silage
noun Etymology: short for ensilage Date: 1884 fodder converted into succulent feed for livestock through processes of anaerobic acid fermentation (as in a silo)

New Collegiate Dictionary. 2001.

Look at other dictionaries:

  • Silage — Si lage, n. & v. Short for {Ensilage}. [1913 Webster] …   The Collaborative International Dictionary of English

  • Silage — (spr. lāsch ), s. Futterbereitung …   Meyers Großes Konversations-Lexikon

  • Silage — Silage,die:⇨Gärfutter …   Das Wörterbuch der Synonyme

  • silage — fodder packed in a silo, 1884, alteration (probably by influence of silo) of ensilage (1881), from Fr. ensilage, from ensiler put in a silo, from Sp. ensilar (see SILO (Cf. silo)) …   Etymology dictionary

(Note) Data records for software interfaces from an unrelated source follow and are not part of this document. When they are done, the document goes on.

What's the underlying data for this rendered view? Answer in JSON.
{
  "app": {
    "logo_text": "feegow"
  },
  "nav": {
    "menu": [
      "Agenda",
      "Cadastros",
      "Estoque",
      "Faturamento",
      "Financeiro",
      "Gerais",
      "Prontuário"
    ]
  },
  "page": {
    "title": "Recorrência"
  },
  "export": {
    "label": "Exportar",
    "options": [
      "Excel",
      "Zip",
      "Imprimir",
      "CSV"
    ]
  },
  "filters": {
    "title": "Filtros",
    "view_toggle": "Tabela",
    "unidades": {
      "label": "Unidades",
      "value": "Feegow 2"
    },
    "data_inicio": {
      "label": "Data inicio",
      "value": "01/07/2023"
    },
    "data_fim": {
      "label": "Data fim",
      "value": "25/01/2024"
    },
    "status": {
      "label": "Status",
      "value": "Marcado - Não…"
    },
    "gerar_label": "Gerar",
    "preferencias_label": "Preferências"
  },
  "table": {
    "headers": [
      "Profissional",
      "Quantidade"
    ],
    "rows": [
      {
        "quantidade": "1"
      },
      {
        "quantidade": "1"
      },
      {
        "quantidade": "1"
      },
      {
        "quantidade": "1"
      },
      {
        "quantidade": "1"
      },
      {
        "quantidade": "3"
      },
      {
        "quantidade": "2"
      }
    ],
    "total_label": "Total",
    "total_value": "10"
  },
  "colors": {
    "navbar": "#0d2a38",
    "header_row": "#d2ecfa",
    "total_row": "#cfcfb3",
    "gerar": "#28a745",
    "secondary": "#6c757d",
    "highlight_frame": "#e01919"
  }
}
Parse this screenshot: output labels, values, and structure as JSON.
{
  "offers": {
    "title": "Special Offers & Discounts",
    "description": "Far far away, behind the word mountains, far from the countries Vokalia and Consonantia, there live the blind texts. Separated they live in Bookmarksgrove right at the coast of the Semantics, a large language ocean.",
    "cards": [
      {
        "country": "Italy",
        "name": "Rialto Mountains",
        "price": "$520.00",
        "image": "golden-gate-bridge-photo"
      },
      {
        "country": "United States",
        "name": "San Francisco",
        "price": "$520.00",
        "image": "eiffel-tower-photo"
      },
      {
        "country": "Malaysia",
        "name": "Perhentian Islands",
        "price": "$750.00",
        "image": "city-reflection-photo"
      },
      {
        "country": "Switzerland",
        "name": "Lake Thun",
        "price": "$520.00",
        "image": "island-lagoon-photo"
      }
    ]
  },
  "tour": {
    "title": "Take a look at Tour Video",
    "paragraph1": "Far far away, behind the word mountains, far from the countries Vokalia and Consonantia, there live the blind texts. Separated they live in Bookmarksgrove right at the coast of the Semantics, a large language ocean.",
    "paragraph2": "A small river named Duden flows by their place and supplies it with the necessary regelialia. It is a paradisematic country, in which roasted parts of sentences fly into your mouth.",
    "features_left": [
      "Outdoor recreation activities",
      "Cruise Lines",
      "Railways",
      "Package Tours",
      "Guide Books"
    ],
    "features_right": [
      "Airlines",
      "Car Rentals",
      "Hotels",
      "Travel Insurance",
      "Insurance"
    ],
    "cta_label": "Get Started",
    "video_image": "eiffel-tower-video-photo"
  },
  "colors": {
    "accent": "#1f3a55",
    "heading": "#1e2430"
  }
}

  • silage — ► NOUN ▪ green fodder that is compacted and stored in airtight conditions without first being dried, used as animal feed in the winter. ORIGIN from Spanish ensilar put into a silo …   English terms dictionary

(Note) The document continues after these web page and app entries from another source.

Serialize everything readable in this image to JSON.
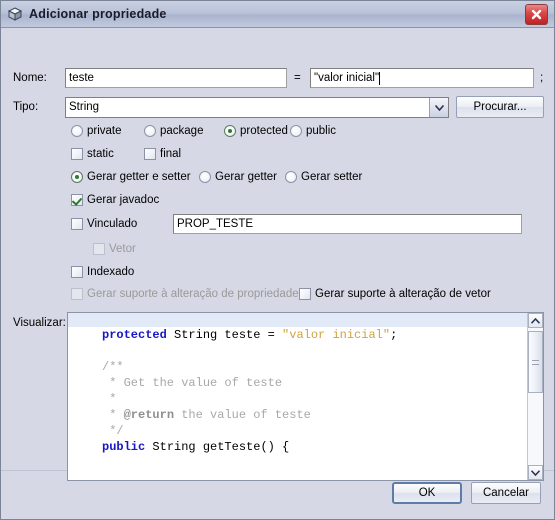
{
  "window": {
    "title": "Adicionar propriedade",
    "icon": "cube-icon",
    "close_label": "close-icon"
  },
  "form": {
    "name_label": "Nome:",
    "name_value": "teste",
    "equals_sign": "=",
    "init_value": "\"valor inicial\"",
    "semicolon": ";",
    "type_label": "Tipo:",
    "type_value": "String",
    "browse_label": "Procurar...",
    "access": {
      "options": [
        "private",
        "package",
        "protected",
        "public"
      ],
      "selected": "protected"
    },
    "modifiers": [
      {
        "label": "static",
        "checked": false
      },
      {
        "label": "final",
        "checked": false
      }
    ],
    "accessors": {
      "options": [
        "Gerar getter e setter",
        "Gerar getter",
        "Gerar setter"
      ],
      "selected": "Gerar getter e setter"
    },
    "javadoc": {
      "label": "Gerar javadoc",
      "checked": true
    },
    "bound": {
      "label": "Vinculado",
      "checked": false
    },
    "bound_value": "PROP_TESTE",
    "vector": {
      "label": "Vetor",
      "checked": false,
      "disabled": true
    },
    "indexed": {
      "label": "Indexado",
      "checked": false
    },
    "property_change_support": {
      "label": "Gerar suporte à alteração de propriedade",
      "checked": false,
      "disabled": true
    },
    "vector_change_support": {
      "label": "Gerar suporte à alteração de vetor",
      "checked": false,
      "disabled": false
    }
  },
  "preview": {
    "label": "Visualizar:",
    "lines": [
      {
        "segments": [
          {
            "t": "protected ",
            "c": "k"
          },
          {
            "t": "String teste = ",
            "c": "p"
          },
          {
            "t": "\"valor inicial\"",
            "c": "s"
          },
          {
            "t": ";",
            "c": "p"
          }
        ]
      },
      {
        "segments": [
          {
            "t": "",
            "c": "p"
          }
        ]
      },
      {
        "segments": [
          {
            "t": "/**",
            "c": "c"
          }
        ]
      },
      {
        "segments": [
          {
            "t": " * Get the value of teste",
            "c": "c"
          }
        ]
      },
      {
        "segments": [
          {
            "t": " *",
            "c": "c"
          }
        ]
      },
      {
        "segments": [
          {
            "t": " * ",
            "c": "c"
          },
          {
            "t": "@return",
            "c": "cb"
          },
          {
            "t": " the value of teste",
            "c": "c"
          }
        ]
      },
      {
        "segments": [
          {
            "t": " */",
            "c": "c"
          }
        ]
      },
      {
        "segments": [
          {
            "t": "public ",
            "c": "k"
          },
          {
            "t": "String getTeste() {",
            "c": "p"
          }
        ]
      }
    ],
    "scroll_up": "scroll-up-icon",
    "scroll_down": "scroll-down-icon"
  },
  "footer": {
    "ok_label": "OK",
    "cancel_label": "Cancelar"
  },
  "colors": {
    "keyword": "#1717c4",
    "string": "#d1a23c",
    "comment": "#a8a8a8",
    "window_bg": "#d6d9e5",
    "accent": "#5f7ca8"
  }
}
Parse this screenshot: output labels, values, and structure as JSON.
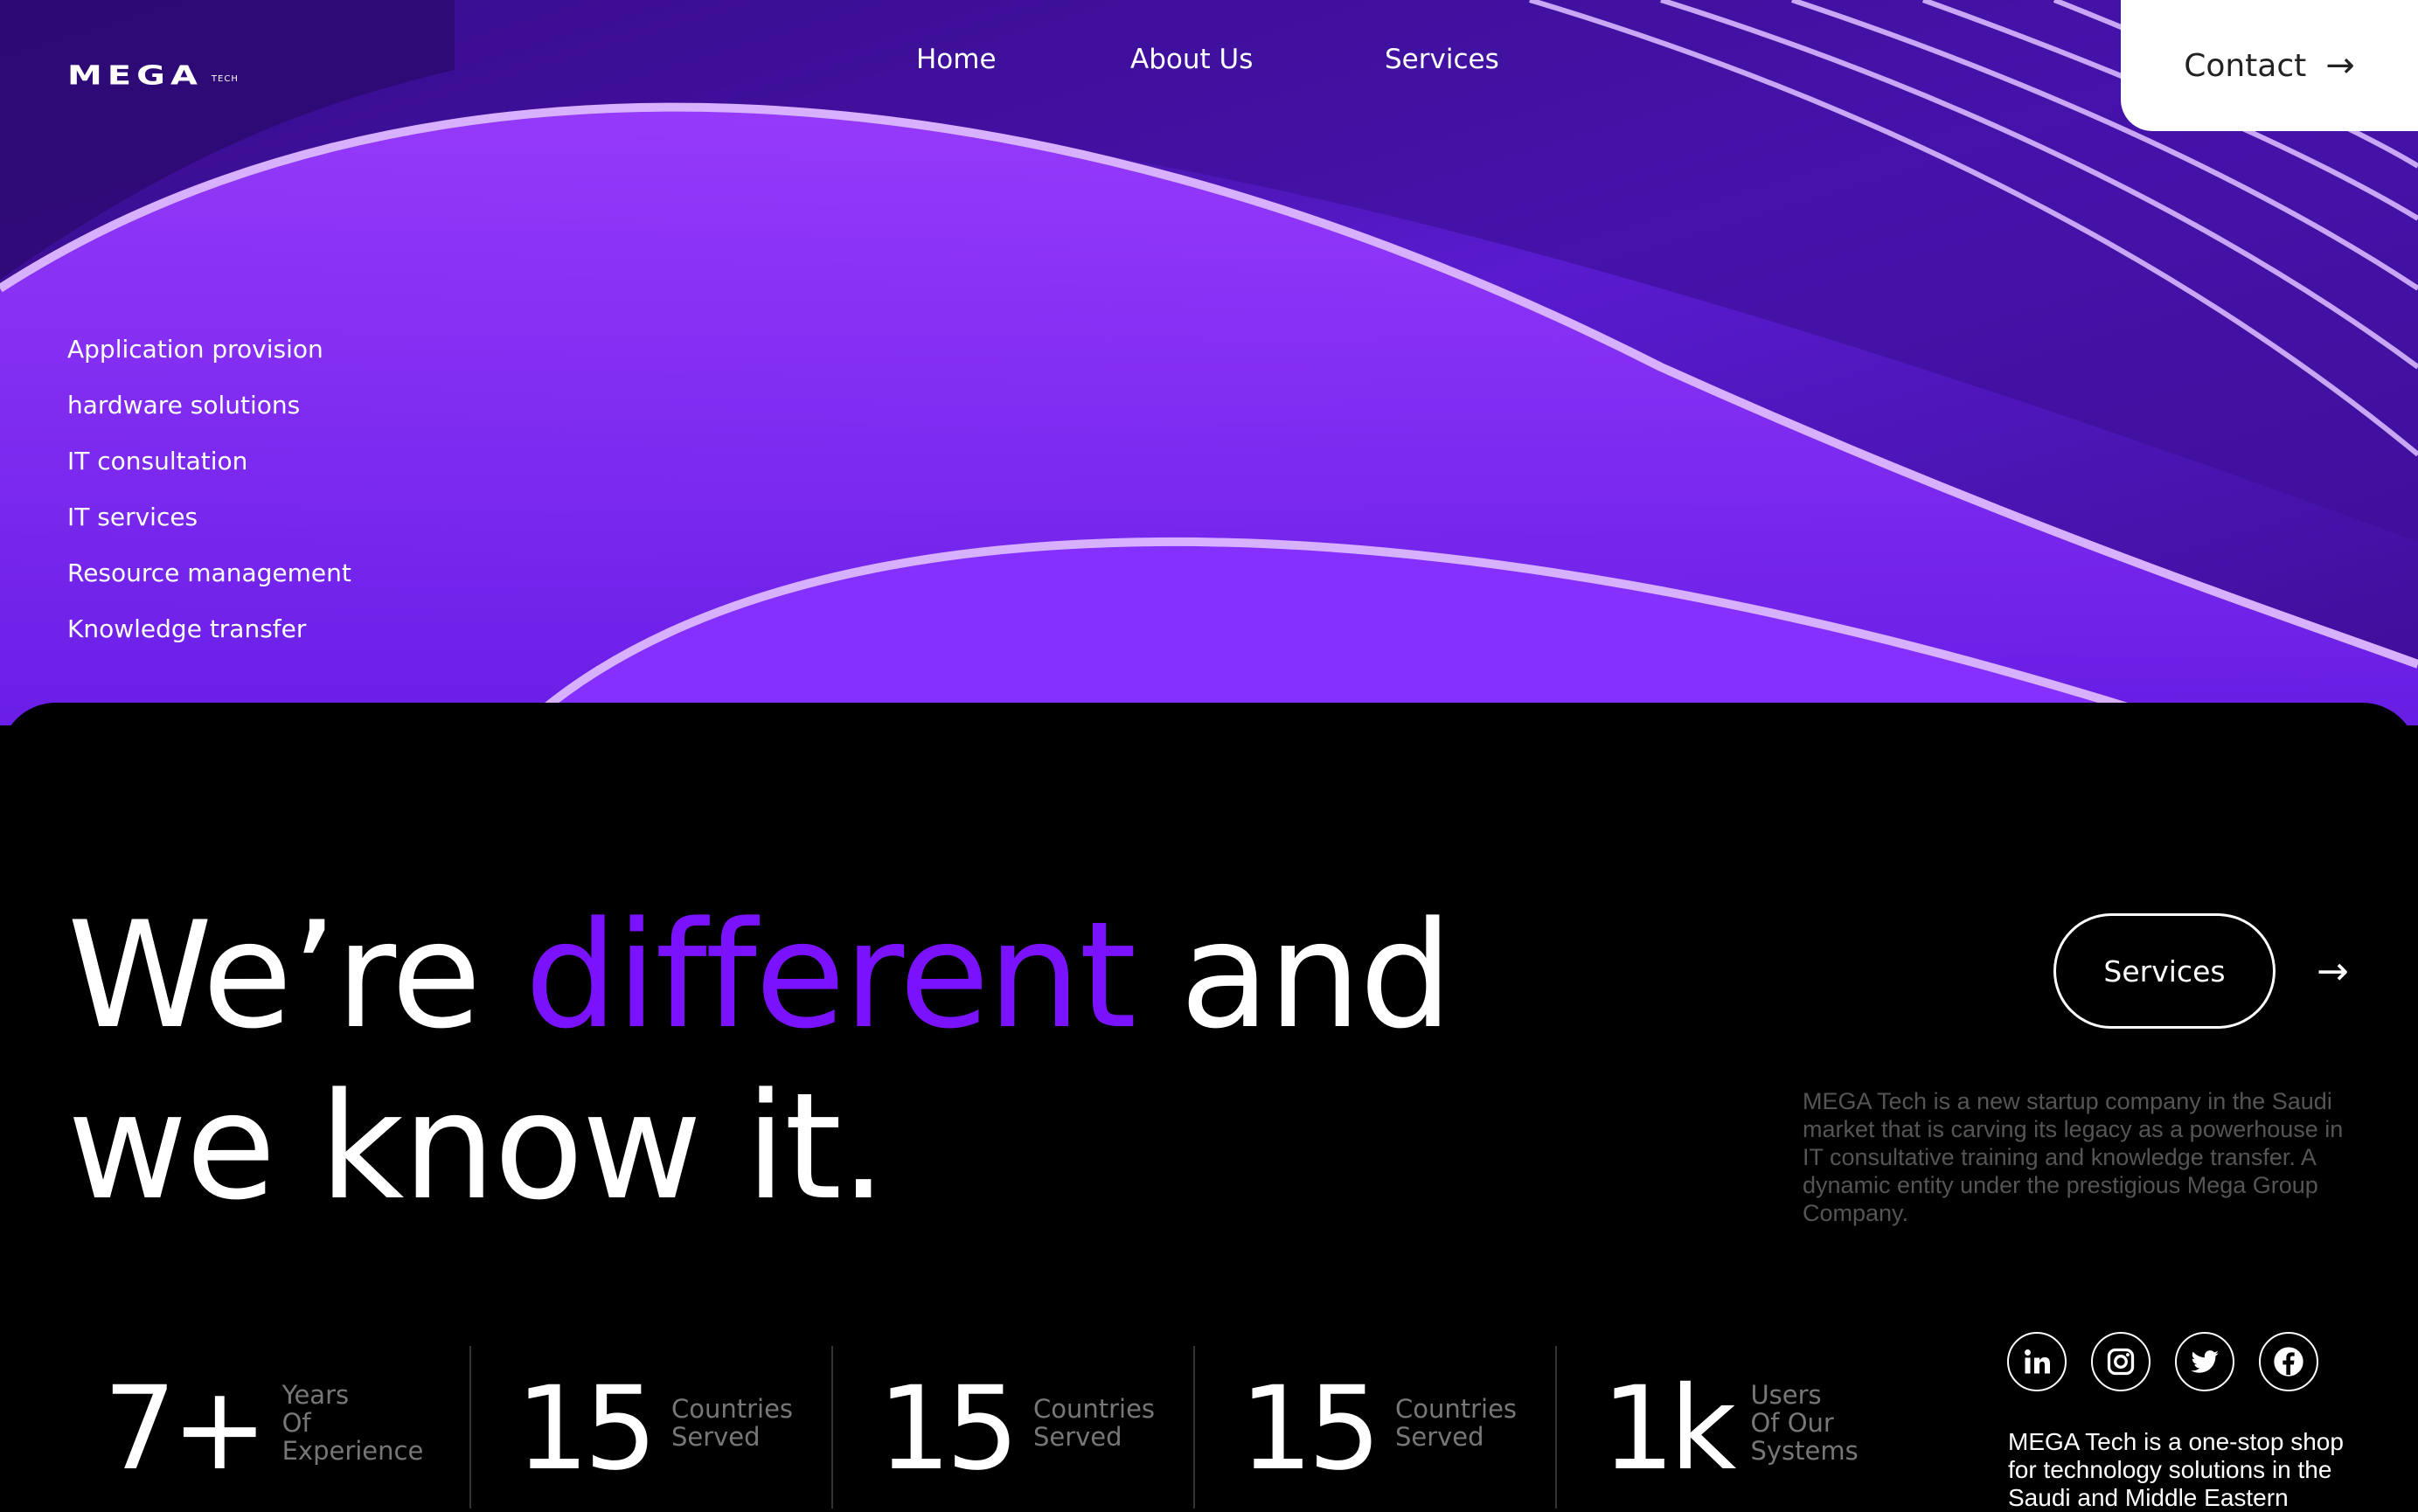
{
  "brand": {
    "name": "MEGA",
    "tag": "TECH"
  },
  "nav": {
    "home": "Home",
    "about": "About Us",
    "services": "Services"
  },
  "contact": {
    "label": "Contact",
    "arrow": "→"
  },
  "services_list": [
    "Application provision",
    "hardware solutions",
    "IT consultation",
    "IT services",
    "Resource management",
    "Knowledge transfer"
  ],
  "headline": {
    "part1": "We’re ",
    "accent": "different",
    "part2": " and",
    "line2": "we know it."
  },
  "cta": {
    "label": "Services",
    "arrow": "→"
  },
  "about_text": "MEGA Tech is a new startup company in the Saudi market that is carving its legacy as a powerhouse in IT consultative training and knowledge transfer. A dynamic entity under the prestigious Mega Group Company.",
  "stats": [
    {
      "value": "7+",
      "line1": "Years",
      "line2": "Of",
      "line3": "Experience"
    },
    {
      "value": "15",
      "line1": "Countries",
      "line2": "Served"
    },
    {
      "value": "15",
      "line1": "Countries",
      "line2": "Served"
    },
    {
      "value": "15",
      "line1": "Countries",
      "line2": "Served"
    },
    {
      "value": "1k",
      "line1": "Users",
      "line2": "Of Our",
      "line3": "Systems"
    }
  ],
  "socials": [
    "linkedin-icon",
    "instagram-icon",
    "twitter-icon",
    "facebook-icon"
  ],
  "social_text": "MEGA Tech is a one-stop shop for technology solutions in the Saudi and Middle Eastern",
  "colors": {
    "accent": "#7b12ff",
    "hero_purple": "#8a2eff",
    "background": "#000000"
  }
}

  • silage — [sī′lij] n. [contr. (based on SILO) < ENSILAGE] green fodder preserved in a silo; ensilage …   English World dictionary

  • Silage — For the Christian Alternative band, please see Silage (band) Silage is fermented, high moisture fodder that can be fed to ruminants (cud chewing animals like cattle and sheep) [ [http://dictionary.reference.com/browse/silage www.dictionary.com] ] …   Wikipedia

  • Silage — Maissilage in einem Fahrsilo Luftdichtes Einwickeln von Rundballen aus angewelk …   Deutsch Wikipedia

  • silage — /suy lij/, n. fodder preserved through fermentation in a silo; ensilage. [1880 85; shortening of ENSILAGE, influenced by SILO] * * * or ensilage Forage plants such as corn, legumes, and grasses that have been harvested at early maturity, finely… …   Universalium

  • Silage — Silofutter; Gärfutter * * * Si|la|ge 〈[ ʒə] f. 19; unz.〉 Sy 〈veraltet〉 Ensilage 1. Einsäuern von Futter 2. eingesäuertes Futter [Abk. <engl. ensilage „Gärfutter“; → Silo] * * * Si|la|ge [zi la:ʒə , österr. meist: …ʃ] …   Universal-Lexikon

  • SILAGE —    the name given to green fodder, vegetables, &c., stored in stacks or pits (or silos) under heavy pressure, the process being known as ensilage. The practice of thus preserving green crops for fodder dates from earliest times, but its general… …   The Nuttall Encyclopaedia

Share the article and excerpts

Direct link
Do a right-click on the link above
and select “Copy Link”